In southeastern Turkey, democracy feels the sway of ancient clan culture
Political parties often tap clan leaders, knowing a host of loyal voters will follow. But some say such practices are a hindrance to democracy.
Mustafa Zura isn't so sure his parliamentary representative in this ancient city is getting the job done. But he's not surprised that the ruling Justice and Development Party (AKP) has thrown its weight behind Zulfukar Izol ahead of this weekend's election.
"Why?" asks the tailor during a break, his courtyard filled with men sitting on low stools sipping tea and playing backgammon. "Because the party leaders know he can deliver votes."
As the leader of a powerful clan in this conservative southeastern region, Mr. Izol represents a kind of easy, one-stop shopping electoral opportunity for Turkey's political parties.
"When party leaders are choosing candidates here, they are taking into consideration how many voters from their clan are standing behind them," explains Kemal Kapakli, editor in chief of Guneydogu, this city's oldest daily newspaper. "It's like a popular brand name."
But while clans, or asirets, may facilitate the electoral process here, some see them as the greatest obstacles to democratization in the region.
"The parties must believe in the power of democratic politics, not only in the power of the asirets," says Mazhar Bagli, a professor of sociology at Dicle University in the southeastern Turkish city of Diyarbakir. "If they want to have truly democratic power, they need to get their strength from something other than the asirets."
Until the 1970s, asirets were usually associated with rural Turkey, where ancient feudal family structures revolving around agricultural life had survived intact.
But as Turks have moved from the countryside to the cities, asirets have become part of the social and political fabric in many of southeast Turkey's cities.
Professor Bagli estimates that close to 50 percent of Sanliurfa's population is connected to a clan. "Family ties are very important here," says Mr. Zura. "If you're a member of an asiret you are not alone, doors are opened for you. If you are outside it, you are on your own," says Zura, who belongs to one of the city's smaller asirets.
Talking to politicians about the asirets, though, is a bit like forcing them to open up about a family secret.
"There are no more clans in Urfa, only political parties," says Muzaffer Cakmakli, leader of the local branch of the right-wing Nationalist Action Party (MHP), with a dismissive wave of the hand.
But others are more equivocal. "They are part of civil society, like mutual-aid societies," says Mehmet Fevzi Uctepe, Sanliurfa's deputy mayor, choosing his words carefully during an interview in the AKP-run city hall. But their political power is slowly decreasing, he adds. "A few years ago, they were much more able to have their way."

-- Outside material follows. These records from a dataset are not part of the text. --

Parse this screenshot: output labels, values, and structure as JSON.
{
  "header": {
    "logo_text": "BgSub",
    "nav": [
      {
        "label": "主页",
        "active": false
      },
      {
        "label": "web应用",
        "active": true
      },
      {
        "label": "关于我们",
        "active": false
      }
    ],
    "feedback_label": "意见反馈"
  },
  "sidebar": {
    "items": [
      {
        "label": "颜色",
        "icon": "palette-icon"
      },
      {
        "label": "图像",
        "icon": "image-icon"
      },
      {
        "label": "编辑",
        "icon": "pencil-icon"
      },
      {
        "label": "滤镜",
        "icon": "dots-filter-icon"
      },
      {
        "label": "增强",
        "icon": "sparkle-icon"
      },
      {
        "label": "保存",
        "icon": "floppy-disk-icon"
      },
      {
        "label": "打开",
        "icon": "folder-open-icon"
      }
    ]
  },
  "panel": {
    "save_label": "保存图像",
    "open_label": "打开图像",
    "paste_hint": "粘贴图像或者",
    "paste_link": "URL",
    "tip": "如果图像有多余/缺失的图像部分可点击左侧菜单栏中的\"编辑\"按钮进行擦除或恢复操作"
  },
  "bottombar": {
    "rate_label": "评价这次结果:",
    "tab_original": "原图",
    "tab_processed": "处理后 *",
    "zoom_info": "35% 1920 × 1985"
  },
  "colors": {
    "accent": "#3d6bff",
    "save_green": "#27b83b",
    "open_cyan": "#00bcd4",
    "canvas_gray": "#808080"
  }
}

Indeed, some cracks are appearing in the clans' hold on local affairs.
A local scandal erupted in Sanliurfa this spring when Mahmut Cevheri, a successful local businessman hoping to run for the Democratic Party (DP), was upstaged by his older brother's decision to run for a competing party – the AKP.
The elder Mr. Cevheri, the leader of a powerful local asiret, became the AKP's top candidate in the city, while Mahmut failed to make the DP's list. He says meddling by his relatives did him in.
"It's not democracy if people only follow what one person tells them to do," says Cevheri, sitting in his large office in the elite Sanliurfa private school he opened last year, where one wall is covered with students' research projects about, among other things, the Beatles and Elvis Presley.
"Nobody wants this system to continue, but it depends on the larger government system," he adds. "If it becomes responsive, then the asiret system will weaken. But if it isn't responsive, the clans will continue to be strong."